Computer vision can be defined as the processing of image data. Different information can be extracted, leading to a wide range of image based application including 3D reconstruction, object and face recognition, video surveillance, etc. In my research, we seek to recover geometric information of the scene from a series of images (structure, camera poses, etc). The camera, hand held or mounted on a system, is moved in an unknown scene. We aim to recover the camera motion and a sparse representation of the scene structure simultaneously.

In order to obtain the camera position, image features are detected and tracked in the sequence. An image feature is a visual landmark that corresponds to a physical feature of the scene; It can be, for example, the corner of a table. The relative movement of the features in the image as the camera moves allows to concurrently estimate the 3D position of the camera and of the features. In all vision based algorithms, it is explicitly assumed that corresponding features in images precisely correspond to the same physical point of the scene. Any departure from this assuption generates a bias in the positioning and in the reconstruction. The main objective of my work is to identify image features that are most likely to correspond to the exact same physical point of the scene. This is possible by analyzing 2D and 3D properties of the features as they are observed from multiple viewpoints.
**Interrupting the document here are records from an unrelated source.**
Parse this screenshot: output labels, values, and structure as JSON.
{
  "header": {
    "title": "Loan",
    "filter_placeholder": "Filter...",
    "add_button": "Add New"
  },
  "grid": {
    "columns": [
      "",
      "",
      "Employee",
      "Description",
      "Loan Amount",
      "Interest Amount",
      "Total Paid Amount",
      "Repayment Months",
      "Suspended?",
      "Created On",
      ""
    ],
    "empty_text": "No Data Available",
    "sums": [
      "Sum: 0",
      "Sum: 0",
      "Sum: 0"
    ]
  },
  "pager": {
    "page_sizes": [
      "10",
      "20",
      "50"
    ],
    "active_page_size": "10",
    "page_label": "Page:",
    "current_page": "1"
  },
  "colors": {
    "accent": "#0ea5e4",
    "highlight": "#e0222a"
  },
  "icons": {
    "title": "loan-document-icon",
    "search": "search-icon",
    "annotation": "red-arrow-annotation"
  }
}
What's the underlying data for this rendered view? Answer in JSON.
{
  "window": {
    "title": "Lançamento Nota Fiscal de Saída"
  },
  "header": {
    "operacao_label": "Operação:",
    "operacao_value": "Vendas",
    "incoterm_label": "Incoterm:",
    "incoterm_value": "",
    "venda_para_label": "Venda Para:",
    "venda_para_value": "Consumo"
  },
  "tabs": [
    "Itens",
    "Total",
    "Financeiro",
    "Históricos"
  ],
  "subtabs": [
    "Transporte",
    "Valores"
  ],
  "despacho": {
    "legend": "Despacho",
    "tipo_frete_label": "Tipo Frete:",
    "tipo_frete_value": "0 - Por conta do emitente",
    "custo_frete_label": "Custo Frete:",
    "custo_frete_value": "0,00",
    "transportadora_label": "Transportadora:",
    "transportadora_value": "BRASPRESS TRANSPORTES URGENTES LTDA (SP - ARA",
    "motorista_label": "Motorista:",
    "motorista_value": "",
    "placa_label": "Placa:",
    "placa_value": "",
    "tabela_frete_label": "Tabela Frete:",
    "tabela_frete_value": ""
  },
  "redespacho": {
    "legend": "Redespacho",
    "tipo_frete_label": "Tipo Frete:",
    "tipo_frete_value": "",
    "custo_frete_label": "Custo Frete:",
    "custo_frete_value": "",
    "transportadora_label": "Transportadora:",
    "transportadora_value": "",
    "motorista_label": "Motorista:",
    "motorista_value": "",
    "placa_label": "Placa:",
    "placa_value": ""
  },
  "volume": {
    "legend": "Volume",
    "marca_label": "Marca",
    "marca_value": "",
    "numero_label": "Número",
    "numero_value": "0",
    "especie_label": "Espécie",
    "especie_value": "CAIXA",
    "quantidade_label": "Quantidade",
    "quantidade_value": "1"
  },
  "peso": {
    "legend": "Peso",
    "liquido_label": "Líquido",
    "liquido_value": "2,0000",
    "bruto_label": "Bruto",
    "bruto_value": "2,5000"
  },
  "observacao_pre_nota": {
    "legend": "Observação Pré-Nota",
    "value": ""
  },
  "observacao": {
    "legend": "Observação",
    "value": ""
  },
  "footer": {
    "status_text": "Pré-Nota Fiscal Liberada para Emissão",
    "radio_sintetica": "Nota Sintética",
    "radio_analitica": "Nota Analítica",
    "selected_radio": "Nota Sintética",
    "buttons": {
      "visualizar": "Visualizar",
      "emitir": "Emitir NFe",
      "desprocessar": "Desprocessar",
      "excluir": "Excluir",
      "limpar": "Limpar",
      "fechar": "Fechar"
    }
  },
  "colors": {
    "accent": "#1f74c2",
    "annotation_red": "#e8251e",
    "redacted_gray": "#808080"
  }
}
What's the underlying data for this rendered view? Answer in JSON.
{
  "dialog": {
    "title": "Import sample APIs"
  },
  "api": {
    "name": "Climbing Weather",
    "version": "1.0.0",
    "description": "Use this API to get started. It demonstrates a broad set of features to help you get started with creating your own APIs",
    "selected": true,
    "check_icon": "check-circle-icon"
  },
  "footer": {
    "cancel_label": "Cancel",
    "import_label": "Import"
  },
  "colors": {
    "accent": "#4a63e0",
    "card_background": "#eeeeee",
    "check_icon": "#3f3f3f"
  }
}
Natural Feature Detection

Stability under viewpoint variation. In this part of my research, I am interested in developing an accurate keypoint detector that is stable under viewpoint change. The problem is illustrated in the image on the figure on the right where points are detected in the image and projected back into the first view of the sequence. The bottom-left image shows SIFT keypoint with color corresponding to the position of the camera when they where detected. As the camera moves, the detection is affected by the perspective deformation of the scene structure and for some image points, a drift is observed: the point do not correspond to the exact same physical point creating a line of point. The bottom-right image shows the desired behaviour where the features do not drift.

Camera Calibration

Camera calibration consists in recovering the relationship between pixel positions in the image and their actual position on the camera ccd sensor, with a metric scale (millimeter for example). Knowing the camera calibration is a prerequisite to perform the reconstruction of a scene in euclidean coordinates where lengths (distances), angles and parallelism of objects and structures are preserved (up to a scale factor).

Ellipses localization. To calibrate a camera, we identify correspondences between feature coordinates in the image and their corresponding coordinates in the scene. Generally, we acquire images of known target. In this context, circles offer a very high localization accuracy. This is important knowing that the overall accuracy of the calibration is directly related to the localization accuracy of features in the image. In 2000, Heikkila presented a calibration method exploiting a planar target printed with circular features [Heikkila2000]. Still, detecting and localizing ellipse features is difficult and requires multiple steps: gradient estimation, non-maxima supression, subpixel refinement and ellipse fitting. To simplifiy the detection task, we have developped a simple linear operator that estimates very accuratly the parameters of ellipse features directly from the gradient of an image region, without contour point extraction (see [CRV2007]).

Quality of input images. The presence of motion or out of focus blur in a calibration image reduce the sharpness of the feature boundary, decreasing the accuracy of localization and of the overall calibration. Image blur should be identified beforhand. This task requires the manual inspection of each image separately. As multiple images are generally used in calibration (15+), manual inspection is not appropriate. In [ICPR2004], we have proposed an indicator for predicting the quality of camera model parameters from a set of input images by assessing the blur. The indicator is based on the acutance and can indicate static or motion blur during image capture.

Structured Light System (SLS) calibration. We are currently developping a structured light system (SLS) combining a DLP projector with a camera to recover the 3D surface and appearance of objects. The geometric calibration of such system is crucial to obtain a precise surface reconstruction. The literature on SLS calibration is abundant but the methods presented could greatly benefit from an exhaustive and rigorous review. In this context, we presented a new geometric calibration method for SLS using a planar target with circular control points (see [3DPVT08]). The method solely exploit ellipse correspondences which result in a method strictly geometric unaffected by photometric bias. Furthermore, the method consistently ensures a uniform coverage of the working volume and automatically avoids interference between the projected and the printed patterns on the calibration target.